[Exercise material Boundary: Start]

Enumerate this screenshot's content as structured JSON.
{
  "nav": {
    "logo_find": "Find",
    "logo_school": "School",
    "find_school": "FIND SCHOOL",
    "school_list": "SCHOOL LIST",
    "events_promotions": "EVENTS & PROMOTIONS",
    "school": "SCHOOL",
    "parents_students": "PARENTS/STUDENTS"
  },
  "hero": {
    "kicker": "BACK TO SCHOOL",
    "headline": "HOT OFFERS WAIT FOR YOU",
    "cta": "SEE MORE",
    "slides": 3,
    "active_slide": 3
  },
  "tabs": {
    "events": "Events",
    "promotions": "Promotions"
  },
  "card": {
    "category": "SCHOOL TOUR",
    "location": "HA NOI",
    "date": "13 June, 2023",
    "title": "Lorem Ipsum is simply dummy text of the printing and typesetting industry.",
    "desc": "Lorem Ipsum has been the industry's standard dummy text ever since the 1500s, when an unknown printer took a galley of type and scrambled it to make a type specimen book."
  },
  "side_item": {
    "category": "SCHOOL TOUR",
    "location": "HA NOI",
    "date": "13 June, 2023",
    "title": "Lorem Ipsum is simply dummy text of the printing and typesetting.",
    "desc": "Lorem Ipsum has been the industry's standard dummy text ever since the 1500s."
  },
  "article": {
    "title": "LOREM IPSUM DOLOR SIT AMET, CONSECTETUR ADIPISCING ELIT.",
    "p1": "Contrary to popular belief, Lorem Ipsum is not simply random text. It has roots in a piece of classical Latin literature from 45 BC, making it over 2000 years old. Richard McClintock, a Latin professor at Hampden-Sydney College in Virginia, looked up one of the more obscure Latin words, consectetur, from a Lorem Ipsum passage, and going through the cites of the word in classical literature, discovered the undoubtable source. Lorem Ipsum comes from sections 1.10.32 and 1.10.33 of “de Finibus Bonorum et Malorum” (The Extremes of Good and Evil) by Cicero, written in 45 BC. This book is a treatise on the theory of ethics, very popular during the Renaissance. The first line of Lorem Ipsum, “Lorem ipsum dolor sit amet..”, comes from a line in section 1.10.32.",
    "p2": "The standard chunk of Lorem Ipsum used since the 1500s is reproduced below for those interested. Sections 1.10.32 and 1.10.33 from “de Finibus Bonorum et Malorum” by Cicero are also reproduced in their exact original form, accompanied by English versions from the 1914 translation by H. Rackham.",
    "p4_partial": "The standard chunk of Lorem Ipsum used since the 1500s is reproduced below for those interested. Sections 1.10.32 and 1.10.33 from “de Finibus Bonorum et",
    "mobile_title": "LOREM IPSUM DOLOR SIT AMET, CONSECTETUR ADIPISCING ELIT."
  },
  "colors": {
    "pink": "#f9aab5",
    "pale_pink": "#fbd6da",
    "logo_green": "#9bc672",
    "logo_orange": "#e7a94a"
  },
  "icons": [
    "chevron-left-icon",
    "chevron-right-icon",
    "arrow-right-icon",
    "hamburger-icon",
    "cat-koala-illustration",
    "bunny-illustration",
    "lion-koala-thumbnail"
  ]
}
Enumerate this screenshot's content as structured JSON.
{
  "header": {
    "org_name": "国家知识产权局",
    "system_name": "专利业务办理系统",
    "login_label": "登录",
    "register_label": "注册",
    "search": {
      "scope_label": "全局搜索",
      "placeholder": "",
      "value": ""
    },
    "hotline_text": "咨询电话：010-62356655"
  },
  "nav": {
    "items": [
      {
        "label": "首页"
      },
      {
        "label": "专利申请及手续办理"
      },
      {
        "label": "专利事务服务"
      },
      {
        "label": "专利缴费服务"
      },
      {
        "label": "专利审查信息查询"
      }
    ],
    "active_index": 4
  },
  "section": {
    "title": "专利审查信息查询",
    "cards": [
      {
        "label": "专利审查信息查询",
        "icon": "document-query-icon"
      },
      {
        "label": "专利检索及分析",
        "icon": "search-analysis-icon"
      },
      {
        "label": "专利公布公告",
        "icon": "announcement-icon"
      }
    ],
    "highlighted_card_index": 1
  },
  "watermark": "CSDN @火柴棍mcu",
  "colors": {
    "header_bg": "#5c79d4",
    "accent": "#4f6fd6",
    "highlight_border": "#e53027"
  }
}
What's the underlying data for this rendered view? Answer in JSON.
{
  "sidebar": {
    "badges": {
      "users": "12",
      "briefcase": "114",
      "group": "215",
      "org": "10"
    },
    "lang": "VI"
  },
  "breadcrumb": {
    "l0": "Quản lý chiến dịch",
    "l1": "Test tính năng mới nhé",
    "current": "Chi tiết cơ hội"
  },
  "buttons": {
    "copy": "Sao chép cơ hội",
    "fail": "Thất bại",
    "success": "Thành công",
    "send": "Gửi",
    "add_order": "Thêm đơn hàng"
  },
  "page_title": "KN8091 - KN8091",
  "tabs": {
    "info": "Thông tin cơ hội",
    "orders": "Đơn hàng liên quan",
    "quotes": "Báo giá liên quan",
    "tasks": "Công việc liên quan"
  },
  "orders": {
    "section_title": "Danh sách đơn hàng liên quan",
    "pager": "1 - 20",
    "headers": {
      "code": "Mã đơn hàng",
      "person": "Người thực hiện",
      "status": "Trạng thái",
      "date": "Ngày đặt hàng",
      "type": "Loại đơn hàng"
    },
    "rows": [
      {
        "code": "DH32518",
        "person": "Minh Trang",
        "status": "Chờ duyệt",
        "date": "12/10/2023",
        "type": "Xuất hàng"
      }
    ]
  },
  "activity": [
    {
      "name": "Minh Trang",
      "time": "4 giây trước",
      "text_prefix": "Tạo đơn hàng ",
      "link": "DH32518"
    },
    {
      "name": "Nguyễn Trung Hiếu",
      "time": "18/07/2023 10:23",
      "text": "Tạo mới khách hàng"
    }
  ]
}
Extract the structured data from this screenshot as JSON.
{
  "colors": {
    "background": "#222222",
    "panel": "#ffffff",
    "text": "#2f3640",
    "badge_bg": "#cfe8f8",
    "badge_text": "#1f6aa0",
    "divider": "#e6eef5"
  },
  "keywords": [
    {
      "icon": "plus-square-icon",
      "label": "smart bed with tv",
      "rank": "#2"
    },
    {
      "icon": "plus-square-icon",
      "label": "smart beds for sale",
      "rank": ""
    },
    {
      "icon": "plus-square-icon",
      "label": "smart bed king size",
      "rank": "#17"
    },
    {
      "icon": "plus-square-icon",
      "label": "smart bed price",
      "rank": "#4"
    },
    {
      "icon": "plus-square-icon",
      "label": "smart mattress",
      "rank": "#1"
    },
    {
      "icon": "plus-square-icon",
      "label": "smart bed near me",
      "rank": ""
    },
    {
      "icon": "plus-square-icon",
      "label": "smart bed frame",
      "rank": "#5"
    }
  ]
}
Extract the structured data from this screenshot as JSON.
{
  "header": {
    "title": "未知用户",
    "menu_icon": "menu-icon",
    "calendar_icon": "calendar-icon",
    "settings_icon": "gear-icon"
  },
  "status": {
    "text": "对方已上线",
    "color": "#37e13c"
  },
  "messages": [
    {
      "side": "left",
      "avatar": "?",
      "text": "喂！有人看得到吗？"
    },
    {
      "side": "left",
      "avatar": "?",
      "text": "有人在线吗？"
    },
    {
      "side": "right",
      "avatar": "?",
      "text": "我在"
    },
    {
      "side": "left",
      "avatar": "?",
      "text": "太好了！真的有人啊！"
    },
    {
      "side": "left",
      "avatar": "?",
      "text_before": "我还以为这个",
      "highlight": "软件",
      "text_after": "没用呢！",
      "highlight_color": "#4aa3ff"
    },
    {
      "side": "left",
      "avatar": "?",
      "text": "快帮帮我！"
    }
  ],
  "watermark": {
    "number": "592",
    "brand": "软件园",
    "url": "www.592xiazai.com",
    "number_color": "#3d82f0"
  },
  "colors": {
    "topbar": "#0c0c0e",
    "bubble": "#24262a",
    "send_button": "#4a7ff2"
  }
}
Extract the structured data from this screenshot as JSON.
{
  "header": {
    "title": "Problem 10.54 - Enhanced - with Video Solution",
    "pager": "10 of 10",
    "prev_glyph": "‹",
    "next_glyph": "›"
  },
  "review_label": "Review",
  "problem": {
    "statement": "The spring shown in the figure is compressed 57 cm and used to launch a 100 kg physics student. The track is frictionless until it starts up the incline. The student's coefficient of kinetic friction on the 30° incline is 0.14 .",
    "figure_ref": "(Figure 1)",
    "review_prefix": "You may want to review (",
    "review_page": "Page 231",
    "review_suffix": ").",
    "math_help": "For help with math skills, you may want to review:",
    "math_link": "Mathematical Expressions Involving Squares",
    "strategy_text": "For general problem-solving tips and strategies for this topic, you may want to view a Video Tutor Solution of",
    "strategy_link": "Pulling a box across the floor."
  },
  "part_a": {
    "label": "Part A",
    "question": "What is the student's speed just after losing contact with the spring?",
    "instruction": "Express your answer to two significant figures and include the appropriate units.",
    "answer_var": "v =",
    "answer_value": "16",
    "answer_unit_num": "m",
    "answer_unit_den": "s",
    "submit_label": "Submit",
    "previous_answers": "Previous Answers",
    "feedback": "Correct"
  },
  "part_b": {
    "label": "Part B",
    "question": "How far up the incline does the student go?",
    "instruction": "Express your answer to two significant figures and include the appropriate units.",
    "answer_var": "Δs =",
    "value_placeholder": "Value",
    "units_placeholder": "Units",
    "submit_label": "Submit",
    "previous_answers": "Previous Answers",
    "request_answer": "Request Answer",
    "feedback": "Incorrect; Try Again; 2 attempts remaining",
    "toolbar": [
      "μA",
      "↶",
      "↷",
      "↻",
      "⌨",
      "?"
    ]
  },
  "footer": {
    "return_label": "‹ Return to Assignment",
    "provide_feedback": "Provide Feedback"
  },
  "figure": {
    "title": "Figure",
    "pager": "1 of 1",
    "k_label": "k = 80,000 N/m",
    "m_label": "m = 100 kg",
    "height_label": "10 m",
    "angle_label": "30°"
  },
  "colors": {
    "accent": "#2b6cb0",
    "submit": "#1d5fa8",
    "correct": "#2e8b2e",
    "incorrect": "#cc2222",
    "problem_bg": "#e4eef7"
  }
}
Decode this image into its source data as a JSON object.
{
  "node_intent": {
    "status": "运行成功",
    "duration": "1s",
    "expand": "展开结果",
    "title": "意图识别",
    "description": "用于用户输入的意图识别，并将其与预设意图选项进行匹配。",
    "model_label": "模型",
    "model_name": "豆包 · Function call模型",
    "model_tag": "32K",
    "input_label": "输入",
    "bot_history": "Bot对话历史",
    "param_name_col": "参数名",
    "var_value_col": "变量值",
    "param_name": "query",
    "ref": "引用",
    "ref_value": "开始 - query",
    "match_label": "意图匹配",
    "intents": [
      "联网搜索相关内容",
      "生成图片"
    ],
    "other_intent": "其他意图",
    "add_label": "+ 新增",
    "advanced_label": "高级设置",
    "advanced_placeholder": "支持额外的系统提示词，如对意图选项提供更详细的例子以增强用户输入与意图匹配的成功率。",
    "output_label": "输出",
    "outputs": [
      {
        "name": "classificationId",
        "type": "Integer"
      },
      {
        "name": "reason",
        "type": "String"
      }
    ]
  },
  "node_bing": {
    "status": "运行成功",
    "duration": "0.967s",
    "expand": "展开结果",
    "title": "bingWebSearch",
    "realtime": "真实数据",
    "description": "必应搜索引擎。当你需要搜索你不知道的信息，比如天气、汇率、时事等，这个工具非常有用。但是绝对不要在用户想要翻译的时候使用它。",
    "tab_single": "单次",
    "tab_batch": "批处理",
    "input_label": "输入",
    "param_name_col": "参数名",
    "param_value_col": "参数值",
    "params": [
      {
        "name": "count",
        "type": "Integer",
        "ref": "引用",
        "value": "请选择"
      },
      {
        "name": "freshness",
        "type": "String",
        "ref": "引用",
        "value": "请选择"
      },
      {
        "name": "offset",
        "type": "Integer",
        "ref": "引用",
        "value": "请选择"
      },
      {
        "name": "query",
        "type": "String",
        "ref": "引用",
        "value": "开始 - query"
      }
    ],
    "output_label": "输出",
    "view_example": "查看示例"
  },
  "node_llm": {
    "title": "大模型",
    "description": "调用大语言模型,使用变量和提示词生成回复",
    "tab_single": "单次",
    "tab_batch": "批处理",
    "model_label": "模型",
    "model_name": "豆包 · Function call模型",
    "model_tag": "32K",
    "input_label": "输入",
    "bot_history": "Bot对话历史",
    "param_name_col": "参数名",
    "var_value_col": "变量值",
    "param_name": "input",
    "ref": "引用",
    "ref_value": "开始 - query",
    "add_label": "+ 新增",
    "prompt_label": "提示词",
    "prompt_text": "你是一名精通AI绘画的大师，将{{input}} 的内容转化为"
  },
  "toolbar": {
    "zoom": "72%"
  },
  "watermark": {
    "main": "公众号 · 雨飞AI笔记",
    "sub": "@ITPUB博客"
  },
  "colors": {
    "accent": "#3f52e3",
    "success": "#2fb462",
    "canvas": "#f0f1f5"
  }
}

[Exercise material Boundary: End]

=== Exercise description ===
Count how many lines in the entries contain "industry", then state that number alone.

=== Task answer ===
3